Referenced by
Citing PatentFiling datePublication dateApplicantTitle
US6820705 *Feb 24, 2003Nov 23, 2004Benton F. BaughFriction support assembly for a slip bowl
US6892835 *Jul 29, 2002May 17, 2005Weatherford/Lamb, Inc.Flush mounted spider
US7143849Nov 30, 2004Dec 5, 2006Weatherford/Lamb, Inc.Flush mounted spider
US7249637Jan 18, 2005Jul 31, 2007Weatherford/Lamb, Inc.Method and device to clamp control lines to tubulars
US7267168 *Sep 24, 2004Sep 11, 2007Sipos David LSpider with discrete die supports
US7314090Sep 20, 2004Jan 1, 2008Weatherford/Lamb, Inc.Automatic false rotary
US7419000 *May 26, 2005Sep 2, 2008Quality Machine Company, Inc.Apparatus and method for securing pipes
US7665551Dec 4, 2006Feb 23, 2010Weatherford/Lamb, Inc.Flush mounted spider
US7673691Oct 23, 2006Mar 9, 2010Weatherford/Lamb, Inc.Apparatus for retaining two strings of tubulars
US7686088May 10, 2006Mar 30, 2010Weatherford/Lamb, Inc.Equalized load distribution slips for spider and elevator
US7717184Nov 30, 2006May 18, 2010Weatherford/Lamb, Inc.Safety interlock for control lines
US7740078Jul 31, 2007Jun 22, 2010Weatherford/Lamb, Inc.Method and device to clamp control lines to tubulars
US7775270 *Oct 5, 2004Aug 17, 2010Sipos David LSpider with distributed gripping dies
US8020627Jan 15, 2010Sep 20, 2011Weatherford/Lamb, Inc.Equalized load distribution slips for spider and elevator
Classifications
U.S. Classification175/423, 166/208, 166/88.2

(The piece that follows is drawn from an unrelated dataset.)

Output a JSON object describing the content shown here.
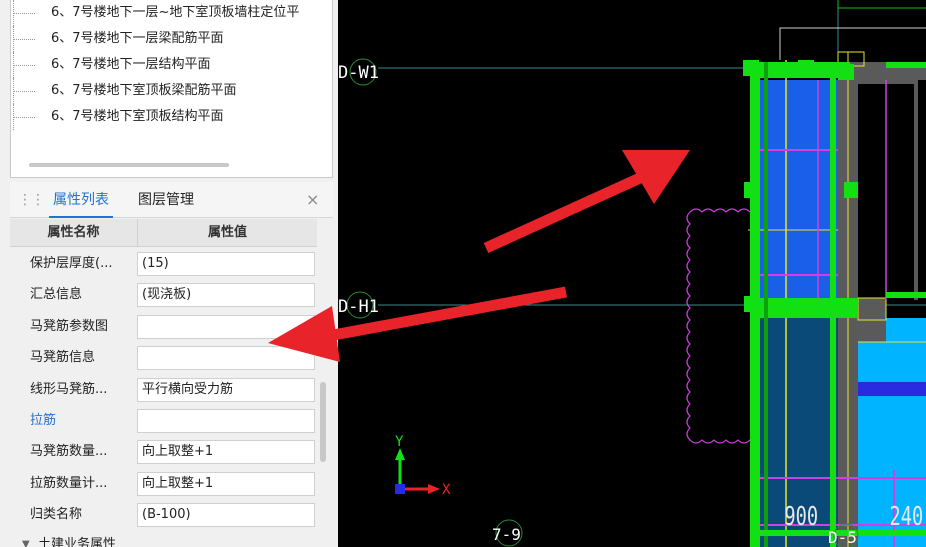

International ClassificationF16B2/06, E21B19/10
Cooperative ClassificationY10S294/902, E21B19/10
European ClassificationE21B19/10
Legal Events
DateCodeEventDescription
Jun 19, 2012FPAYFee payment
Year of fee payment: 8
May 29, 2008FPAYFee payment
Year of fee payment: 4
Jul 4, 2006CCCertificate of correction
May 23, 2006CCCertificate of correction
Jul 1, 2004ASAssignment
Owner name: VARCO I/P, INC., CALIFORNIA
Free format text: CORRECTION TO COVERSHEET;ASSIGNORS:MASON, DAVID;DE PONT, ALBERT P.J.M.;VAN RIJZINGEN, HANS;AND OTHERS;REEL/FRAME:014808/0174;SIGNING DATES FROM 20030416 TO 20030422
Owner name: VARCO I/P, INC. 743 NORTH ECKHOFF STREETORANGE, CA
Free format text: CORRECTION TO COVERSHEET;ASSIGNORS:MASON, DAVID /AR;REEL/FRAME:014808/0174;SIGNING DATES FROM 20030416 TO 20030422
May 12, 2003ASAssignment
Owner name: VARCO I/P, INC., CALIFORNIA
Free format text: ASSIGNMENT OF ASSIGNORS INTEREST;ASSIGNORS:MASON, DAVID;DE PONT, ALBERT P.J.M.;VAN RIJZINGEN, HANS;AND OTHERS;REEL/FRAME:014057/0892;SIGNING DATES FROM 20030416 TO 20030423
Owner name: VARCO I/P, INC. 743 NORTH EXKHOFF STREETORANGE, CA
Free format text: ASSIGNMENT OF ASSIGNORS INTEREST;ASSIGNORS:MASON, DAVID /AR;REEL/FRAME:014057/0892;SIGNING DATES FROM 20030416 TO 20030423